However, surprise, surprise, no Chicken Marsala? Here is my favorite chicken marsala recipe, based on Ignazio’s!
Jana’s Chicken Marsala
Take your pounded thin skinless chicken breasts and pat them in a mixture of 3 parts flour, and 1 part cocoa, and about a tablespoon of cinnamon. Season with salt, pepper, and Italian seasonings. Saute them in a mixture of about a 1/4 to 1/2 cup of olive oil and half stick of butter. And can’t forget the freshly sliced/chopped whole clove of garlic, or leave the little cloves whole, and another tablespoon of cinnamon. 🙂 After getting crispy on both sides, add in about a cup of Marsala wine, use the darker sweet version. I also make another pan of the Marsala wine with more butter and olive oil and add my mushrooms to that. There never seems to be enough! Thicken the sauce if you like. Take out the chicken, spoon the mushroom sauce over chicken, garnish with freshly chopped Italian parsley, and serve immediately with your favorite pasta, and vegetable. Although, it seems common to serve with little roasted potatoes in Italy. Why not try it with a blood orange salad, also popular in Sicily? I found this recipe here:

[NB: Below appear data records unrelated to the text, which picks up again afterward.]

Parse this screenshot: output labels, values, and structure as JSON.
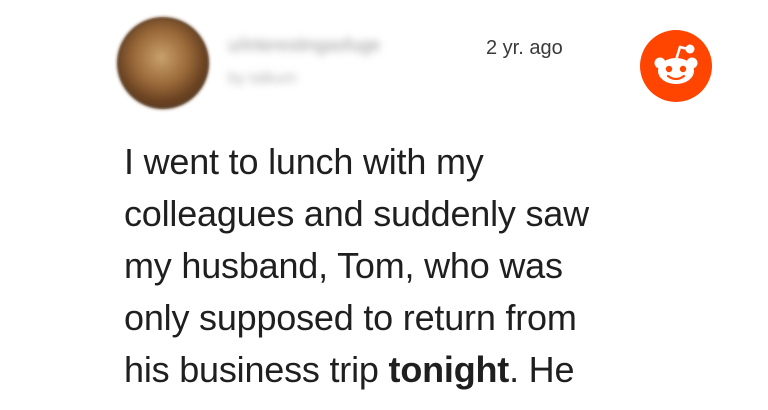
{
  "post": {
    "username": "u/interestingasfuge",
    "subline": "by talkum",
    "timestamp": "2 yr. ago",
    "platform_icon": "reddit-icon",
    "brand_color": "#FF4500",
    "lines": [
      "I went to lunch with my",
      "colleagues and suddenly saw",
      "my husband, Tom, who was",
      "only supposed to return from"
    ],
    "last_line_before": "his business trip ",
    "last_line_bold": "tonight",
    "last_line_after": ". He"
  }
}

And who can forget the famous and cute little video of Ignazio teaching us how to cook chicken Scalloppine alla Marsala! We’ve posted it before, but ever so cute!! (although, someone needs to tell him you really don’t want to use cooking Marsala…you want the real stuff!)